Data supplied Block Start
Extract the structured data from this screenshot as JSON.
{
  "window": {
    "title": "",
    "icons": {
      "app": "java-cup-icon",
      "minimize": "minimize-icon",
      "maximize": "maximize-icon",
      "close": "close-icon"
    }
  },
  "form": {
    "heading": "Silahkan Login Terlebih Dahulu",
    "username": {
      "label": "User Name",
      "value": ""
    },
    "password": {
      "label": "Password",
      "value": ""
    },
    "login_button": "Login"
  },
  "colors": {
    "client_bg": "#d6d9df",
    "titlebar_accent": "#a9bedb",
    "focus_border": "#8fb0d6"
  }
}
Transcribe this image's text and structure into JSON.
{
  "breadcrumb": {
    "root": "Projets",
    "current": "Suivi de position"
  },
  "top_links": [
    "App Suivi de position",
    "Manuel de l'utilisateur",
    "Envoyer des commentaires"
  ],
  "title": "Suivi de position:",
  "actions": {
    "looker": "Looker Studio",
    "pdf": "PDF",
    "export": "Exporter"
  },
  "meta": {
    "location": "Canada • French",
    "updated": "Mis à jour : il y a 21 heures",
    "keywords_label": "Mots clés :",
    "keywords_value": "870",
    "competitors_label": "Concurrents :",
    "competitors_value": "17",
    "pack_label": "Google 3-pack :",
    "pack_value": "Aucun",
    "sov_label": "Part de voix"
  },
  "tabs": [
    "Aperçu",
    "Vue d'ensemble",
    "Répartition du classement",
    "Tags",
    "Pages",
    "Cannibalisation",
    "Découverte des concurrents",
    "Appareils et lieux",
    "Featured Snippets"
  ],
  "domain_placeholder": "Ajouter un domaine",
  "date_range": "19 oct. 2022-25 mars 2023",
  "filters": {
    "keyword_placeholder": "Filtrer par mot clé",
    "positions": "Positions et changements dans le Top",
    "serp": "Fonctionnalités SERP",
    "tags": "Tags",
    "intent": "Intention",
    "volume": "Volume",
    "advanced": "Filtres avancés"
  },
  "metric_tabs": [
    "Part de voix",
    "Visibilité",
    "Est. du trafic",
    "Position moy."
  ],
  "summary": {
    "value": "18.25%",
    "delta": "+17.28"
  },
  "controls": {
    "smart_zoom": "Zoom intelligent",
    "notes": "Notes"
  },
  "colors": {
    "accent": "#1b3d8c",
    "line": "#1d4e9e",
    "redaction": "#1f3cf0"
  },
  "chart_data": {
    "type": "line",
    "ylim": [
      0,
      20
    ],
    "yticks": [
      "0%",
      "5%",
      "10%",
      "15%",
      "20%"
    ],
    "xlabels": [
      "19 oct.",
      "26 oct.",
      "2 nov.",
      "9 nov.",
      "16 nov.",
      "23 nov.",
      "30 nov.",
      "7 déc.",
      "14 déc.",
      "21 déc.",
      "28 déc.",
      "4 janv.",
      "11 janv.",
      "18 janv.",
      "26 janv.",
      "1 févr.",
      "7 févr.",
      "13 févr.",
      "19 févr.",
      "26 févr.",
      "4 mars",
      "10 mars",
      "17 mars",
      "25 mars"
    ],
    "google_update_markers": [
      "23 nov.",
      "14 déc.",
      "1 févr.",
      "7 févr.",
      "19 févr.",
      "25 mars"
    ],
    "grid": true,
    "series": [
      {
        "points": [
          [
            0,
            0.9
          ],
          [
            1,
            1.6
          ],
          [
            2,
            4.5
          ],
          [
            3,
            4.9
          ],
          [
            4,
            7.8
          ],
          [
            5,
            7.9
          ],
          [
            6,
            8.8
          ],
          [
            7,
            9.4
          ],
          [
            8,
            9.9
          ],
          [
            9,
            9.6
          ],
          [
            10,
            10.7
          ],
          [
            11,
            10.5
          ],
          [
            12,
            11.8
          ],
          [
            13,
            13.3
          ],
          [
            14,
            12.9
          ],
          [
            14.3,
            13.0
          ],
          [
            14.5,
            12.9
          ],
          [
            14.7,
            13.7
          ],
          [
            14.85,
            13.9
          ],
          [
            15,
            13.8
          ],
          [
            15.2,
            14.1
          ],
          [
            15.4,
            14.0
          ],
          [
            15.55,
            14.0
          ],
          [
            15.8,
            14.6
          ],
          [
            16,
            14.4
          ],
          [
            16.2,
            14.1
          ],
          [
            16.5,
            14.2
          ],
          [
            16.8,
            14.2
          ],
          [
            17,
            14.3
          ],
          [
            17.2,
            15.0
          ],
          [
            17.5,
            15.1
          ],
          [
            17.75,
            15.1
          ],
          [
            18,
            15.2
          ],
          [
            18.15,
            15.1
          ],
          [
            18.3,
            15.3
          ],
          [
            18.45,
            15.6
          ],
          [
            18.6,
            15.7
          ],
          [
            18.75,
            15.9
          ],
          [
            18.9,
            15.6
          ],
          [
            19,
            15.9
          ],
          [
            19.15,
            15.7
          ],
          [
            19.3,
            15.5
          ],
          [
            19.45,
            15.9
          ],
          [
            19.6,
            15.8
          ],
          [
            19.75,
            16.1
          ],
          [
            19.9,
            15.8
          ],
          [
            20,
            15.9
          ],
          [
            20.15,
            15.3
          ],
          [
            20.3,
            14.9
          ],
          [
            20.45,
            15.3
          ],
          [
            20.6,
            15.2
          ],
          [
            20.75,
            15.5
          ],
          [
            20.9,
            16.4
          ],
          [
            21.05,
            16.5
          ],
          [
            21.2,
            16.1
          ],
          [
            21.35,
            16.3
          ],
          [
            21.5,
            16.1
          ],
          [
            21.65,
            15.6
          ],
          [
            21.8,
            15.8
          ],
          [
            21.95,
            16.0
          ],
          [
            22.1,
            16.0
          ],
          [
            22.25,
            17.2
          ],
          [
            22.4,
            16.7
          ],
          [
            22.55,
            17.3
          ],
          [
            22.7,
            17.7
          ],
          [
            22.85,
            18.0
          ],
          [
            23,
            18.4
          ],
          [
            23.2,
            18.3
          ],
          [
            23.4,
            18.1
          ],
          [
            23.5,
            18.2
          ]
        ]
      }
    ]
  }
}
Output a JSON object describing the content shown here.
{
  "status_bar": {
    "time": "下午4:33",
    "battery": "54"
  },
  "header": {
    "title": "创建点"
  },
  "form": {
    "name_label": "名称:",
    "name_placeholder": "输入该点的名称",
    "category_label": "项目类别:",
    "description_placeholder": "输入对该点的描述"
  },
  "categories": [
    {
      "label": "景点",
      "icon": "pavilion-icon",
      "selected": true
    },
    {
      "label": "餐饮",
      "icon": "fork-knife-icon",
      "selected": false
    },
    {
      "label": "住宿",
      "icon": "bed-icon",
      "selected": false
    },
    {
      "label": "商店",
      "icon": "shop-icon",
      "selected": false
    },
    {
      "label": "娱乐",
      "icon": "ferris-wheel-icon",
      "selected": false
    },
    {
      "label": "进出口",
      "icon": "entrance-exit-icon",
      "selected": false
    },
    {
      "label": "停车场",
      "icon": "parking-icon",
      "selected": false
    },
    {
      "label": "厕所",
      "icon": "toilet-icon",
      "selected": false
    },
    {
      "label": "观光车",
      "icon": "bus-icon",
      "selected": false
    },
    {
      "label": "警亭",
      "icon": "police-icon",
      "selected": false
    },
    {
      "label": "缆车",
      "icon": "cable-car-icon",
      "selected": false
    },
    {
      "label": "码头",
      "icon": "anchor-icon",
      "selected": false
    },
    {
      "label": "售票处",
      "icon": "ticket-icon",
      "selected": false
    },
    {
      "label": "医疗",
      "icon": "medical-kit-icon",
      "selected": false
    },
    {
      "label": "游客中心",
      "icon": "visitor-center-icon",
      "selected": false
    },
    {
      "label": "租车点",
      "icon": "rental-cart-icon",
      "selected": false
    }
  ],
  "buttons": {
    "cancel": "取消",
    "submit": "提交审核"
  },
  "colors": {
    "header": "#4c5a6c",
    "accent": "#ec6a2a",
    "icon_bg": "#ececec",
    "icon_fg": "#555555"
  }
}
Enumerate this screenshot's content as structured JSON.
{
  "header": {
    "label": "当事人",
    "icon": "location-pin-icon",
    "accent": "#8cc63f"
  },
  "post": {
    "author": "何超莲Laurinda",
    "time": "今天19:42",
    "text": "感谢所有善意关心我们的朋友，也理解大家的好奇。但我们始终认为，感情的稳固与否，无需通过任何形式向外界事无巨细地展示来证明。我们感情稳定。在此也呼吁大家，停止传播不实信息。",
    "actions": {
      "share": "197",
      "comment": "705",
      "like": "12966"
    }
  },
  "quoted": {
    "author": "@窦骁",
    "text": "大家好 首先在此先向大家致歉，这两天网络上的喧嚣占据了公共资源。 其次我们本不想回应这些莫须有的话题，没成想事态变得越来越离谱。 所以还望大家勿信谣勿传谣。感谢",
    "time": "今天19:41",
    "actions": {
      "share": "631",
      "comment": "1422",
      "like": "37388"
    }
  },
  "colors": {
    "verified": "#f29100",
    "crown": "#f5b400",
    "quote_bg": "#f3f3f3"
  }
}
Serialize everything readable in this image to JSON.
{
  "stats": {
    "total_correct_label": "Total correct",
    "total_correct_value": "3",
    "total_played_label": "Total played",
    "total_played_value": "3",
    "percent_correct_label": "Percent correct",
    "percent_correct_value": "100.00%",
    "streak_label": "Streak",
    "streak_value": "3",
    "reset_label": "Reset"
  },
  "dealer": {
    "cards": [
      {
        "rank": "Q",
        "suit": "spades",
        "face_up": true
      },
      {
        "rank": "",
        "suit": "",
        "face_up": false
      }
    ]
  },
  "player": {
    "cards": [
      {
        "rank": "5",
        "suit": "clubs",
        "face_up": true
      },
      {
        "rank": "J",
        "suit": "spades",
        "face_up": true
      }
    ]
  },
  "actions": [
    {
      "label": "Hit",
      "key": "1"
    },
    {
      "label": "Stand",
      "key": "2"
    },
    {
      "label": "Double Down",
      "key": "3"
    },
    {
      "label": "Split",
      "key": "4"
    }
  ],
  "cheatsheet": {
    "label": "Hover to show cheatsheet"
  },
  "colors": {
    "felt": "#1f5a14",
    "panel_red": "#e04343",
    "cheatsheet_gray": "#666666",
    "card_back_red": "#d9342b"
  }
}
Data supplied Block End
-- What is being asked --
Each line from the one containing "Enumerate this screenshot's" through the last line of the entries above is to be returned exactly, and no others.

-- Task output --
Enumerate this screenshot's content as structured JSON.
{
  "header": {
    "label": "当事人",
    "icon": "location-pin-icon",
    "accent": "#8cc63f"
  },
  "post": {
    "author": "何超莲Laurinda",
    "time": "今天19:42",
    "text": "感谢所有善意关心我们的朋友，也理解大家的好奇。但我们始终认为，感情的稳固与否，无需通过任何形式向外界事无巨细地展示来证明。我们感情稳定。在此也呼吁大家，停止传播不实信息。",
    "actions": {
      "share": "197",
      "comment": "705",
      "like": "12966"
    }
  },
  "quoted": {
    "author": "@窦骁",
    "text": "大家好 首先在此先向大家致歉，这两天网络上的喧嚣占据了公共资源。 其次我们本不想回应这些莫须有的话题，没成想事态变得越来越离谱。 所以还望大家勿信谣勿传谣。感谢",
    "time": "今天19:41",
    "actions": {
      "share": "631",
      "comment": "1422",
      "like": "37388"
    }
  },
  "colors": {
    "verified": "#f29100",
    "crown": "#f5b400",
    "quote_bg": "#f3f3f3"
  }
}
Serialize everything readable in this image to JSON.
{
  "stats": {
    "total_correct_label": "Total correct",
    "total_correct_value": "3",
    "total_played_label": "Total played",
    "total_played_value": "3",
    "percent_correct_label": "Percent correct",
    "percent_correct_value": "100.00%",
    "streak_label": "Streak",
    "streak_value": "3",
    "reset_label": "Reset"
  },
  "dealer": {
    "cards": [
      {
        "rank": "Q",
        "suit": "spades",
        "face_up": true
      },
      {
        "rank": "",
        "suit": "",
        "face_up": false
      }
    ]
  },
  "player": {
    "cards": [
      {
        "rank": "5",
        "suit": "clubs",
        "face_up": true
      },
      {
        "rank": "J",
        "suit": "spades",
        "face_up": true
      }
    ]
  },
  "actions": [
    {
      "label": "Hit",
      "key": "1"
    },
    {
      "label": "Stand",
      "key": "2"
    },
    {
      "label": "Double Down",
      "key": "3"
    },
    {
      "label": "Split",
      "key": "4"
    }
  ],
  "cheatsheet": {
    "label": "Hover to show cheatsheet"
  },
  "colors": {
    "felt": "#1f5a14",
    "panel_red": "#e04343",
    "cheatsheet_gray": "#666666",
    "card_back_red": "#d9342b"
  }
}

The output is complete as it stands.